But this is just the begin­ning. A tru­ly trans­for­ma­tive fem­i­nism requires us to con­sti­tute affini­ties, but also to draw lines and cut ties. It requires us to reval­ue as polit­i­cal the sites of our repro­duc­tion and the repro­duc­tion of our strug­gles. It requires new forms of col­lec­tive prac­tice, but also that we polit­i­cal­ly recon­sti­tute the fem­i­nized and racial­ized prac­tices of care, of har­bor­ing, of col­lec­tive sol­i­dar­i­ty and affec­tive response that have been ren­dered invis­i­ble by our own polit­i­cal for­ma­tions, yet which have kept these strug­gles alive. It requires us to rec­og­nize that the for­ma­tion of strug­gle and the pro­duc­tion of knowl­edge and vision are insep­a­ra­ble.

A fem­i­nism ade­quate to our times requires a mil­i­tan­cy that speaks to these things: a mil­i­tan­cy that emerges from the con­di­tions of our social repro­duc­tion and not from the tired impass­es of macho pol­i­tics. We must bring our mil­i­tan­cy to care, to sex, to the bor­der, the bath­room, and the bar­ri­cade.

Such a fem­i­nism must stand with the water pro­tec­tors of Stand­ing Rock; with the queer women of col­or around the coun­try who gal­va­nized the strug­gle against killer racist cops; with teach­ers and moth­ers ris­ing across this con­ti­nent and around the world; with Pales­tine; with fem­i­nist cul­tures of resis­tance from Kur­dis­tan to Poland and many oth­er places known and unknown. It must stand with the moth­ers, sis­ters, witch­es, whores and lovers who against all odds have tend­ed to the tra­di­tions of the oppressed; and with the women whose labor holds this world togeth­er and who thus have the capac­i­ty to shut it down.

We are in the midst of re-cre­at­ing our­selves as polit­i­cal sub­jects, poten­tial­ly as rev­o­lu­tion­ary ones. This requires col­lec­tive­ly sit­u­at­ing our­selves in rela­tion to a moment of dan­ger and pos­si­bil­i­ty. In this moment, we thus strike not only as “paro,” but, in the words of Ni Una Menos, we strike “[b]ecause free­dom implies defin­i­tive­ly dis­man­tling the patri­archy.” This kind of dis­man­tling can­not hap­pen with­out rad­i­cal­ly trans­form­ing both our con­scious­ness and our social being.
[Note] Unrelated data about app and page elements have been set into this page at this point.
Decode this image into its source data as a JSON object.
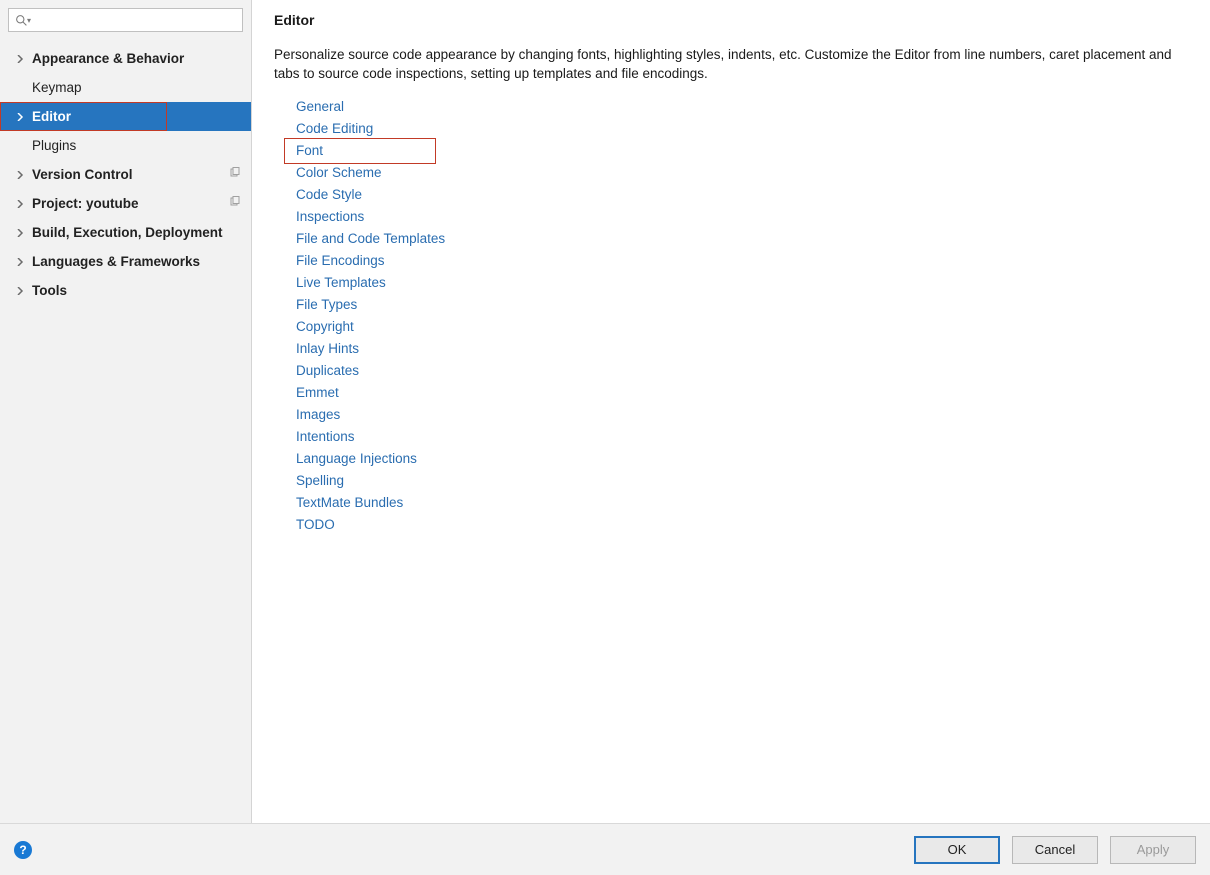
{
  "sidebar": {
    "search_placeholder": "",
    "items": [
      {
        "label": "Appearance & Behavior",
        "expandable": true,
        "selected": false
      },
      {
        "label": "Keymap",
        "expandable": false,
        "selected": false,
        "leaf": true
      },
      {
        "label": "Editor",
        "expandable": true,
        "selected": true,
        "highlight": true
      },
      {
        "label": "Plugins",
        "expandable": false,
        "selected": false,
        "leaf": true
      },
      {
        "label": "Version Control",
        "expandable": true,
        "selected": false,
        "trailing": "copy"
      },
      {
        "label": "Project: youtube",
        "expandable": true,
        "selected": false,
        "trailing": "copy"
      },
      {
        "label": "Build, Execution, Deployment",
        "expandable": true,
        "selected": false
      },
      {
        "label": "Languages & Frameworks",
        "expandable": true,
        "selected": false
      },
      {
        "label": "Tools",
        "expandable": true,
        "selected": false
      }
    ]
  },
  "content": {
    "title": "Editor",
    "description": "Personalize source code appearance by changing fonts, highlighting styles, indents, etc. Customize the Editor from line numbers, caret placement and tabs to source code inspections, setting up templates and file encodings.",
    "links": [
      {
        "label": "General"
      },
      {
        "label": "Code Editing"
      },
      {
        "label": "Font",
        "highlight": true
      },
      {
        "label": "Color Scheme"
      },
      {
        "label": "Code Style"
      },
      {
        "label": "Inspections"
      },
      {
        "label": "File and Code Templates"
      },
      {
        "label": "File Encodings"
      },
      {
        "label": "Live Templates"
      },
      {
        "label": "File Types"
      },
      {
        "label": "Copyright"
      },
      {
        "label": "Inlay Hints"
      },
      {
        "label": "Duplicates"
      },
      {
        "label": "Emmet"
      },
      {
        "label": "Images"
      },
      {
        "label": "Intentions"
      },
      {
        "label": "Language Injections"
      },
      {
        "label": "Spelling"
      },
      {
        "label": "TextMate Bundles"
      },
      {
        "label": "TODO"
      }
    ]
  },
  "buttons": {
    "help": "?",
    "ok": "OK",
    "cancel": "Cancel",
    "apply": "Apply"
  }
}
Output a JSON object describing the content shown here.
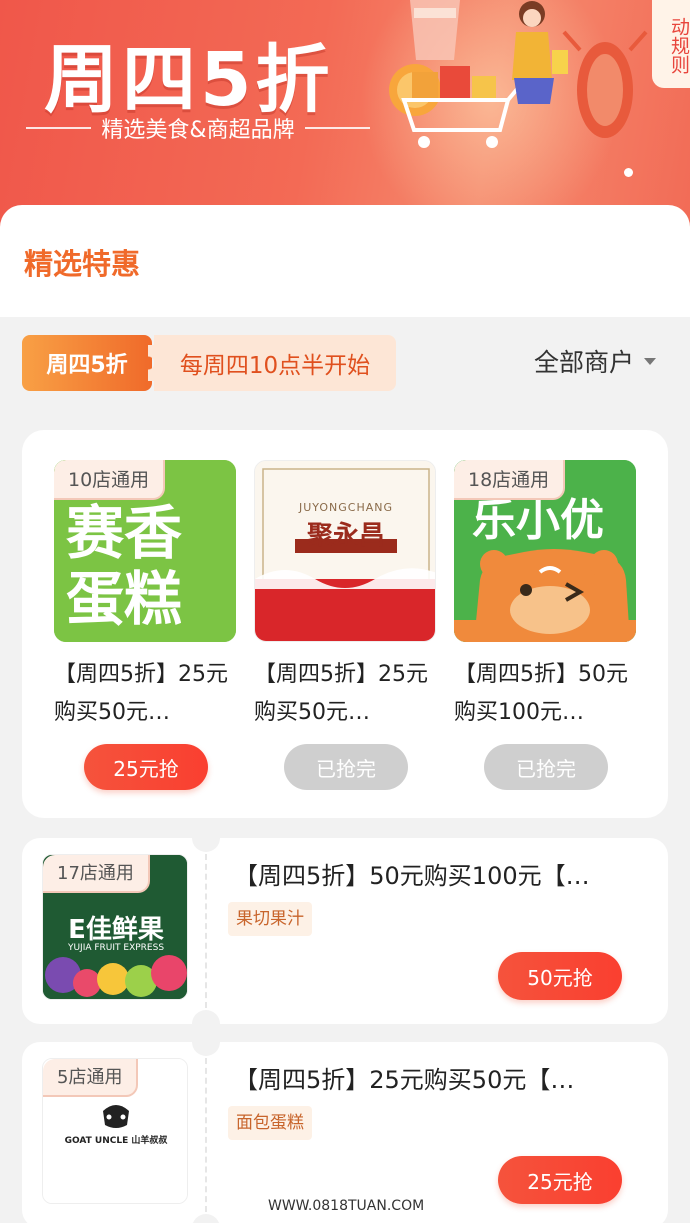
{
  "banner": {
    "title": "周四5折",
    "subtitle": "精选美食&商超品牌",
    "rules_label": "动规则"
  },
  "section": {
    "title": "精选特惠"
  },
  "filter": {
    "tag": "周四5折",
    "note": "每周四10点半开始",
    "merchant_label": "全部商户"
  },
  "grid_items": [
    {
      "tag": "10店通用",
      "name": "【周四5折】25元购买50元…",
      "button": "25元抢",
      "status": "active",
      "brand_text": "赛香蛋糕"
    },
    {
      "tag": "",
      "name": "【周四5折】25元购买50元…",
      "button": "已抢完",
      "status": "sold_out",
      "brand_text": "聚永昌",
      "brand_sub": "JUYONGCHANG"
    },
    {
      "tag": "18店通用",
      "name": "【周四5折】50元购买100元…",
      "button": "已抢完",
      "status": "sold_out",
      "brand_text": "乐小优"
    }
  ],
  "list_items": [
    {
      "tag": "17店通用",
      "name": "【周四5折】50元购买100元【…",
      "category": "果切果汁",
      "button": "50元抢",
      "brand_text": "E佳鲜果",
      "brand_sub": "YUJIA FRUIT EXPRESS"
    },
    {
      "tag": "5店通用",
      "name": "【周四5折】25元购买50元【…",
      "category": "面包蛋糕",
      "button": "25元抢",
      "brand_text": "GOAT UNCLE 山羊叔叔"
    }
  ],
  "watermark": "WWW.0818TUAN.COM",
  "colors": {
    "accent": "#f06a2a",
    "button_red": "#f5533c",
    "button_grey": "#cfcfcf"
  }
}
Today we strike at the roots of our oppres­sion to make room for this pos­si­bil­i­ty.

The spir­it of this piece was con­ceived col­lec­tive­ly.

Author of the article

studies and works in New York.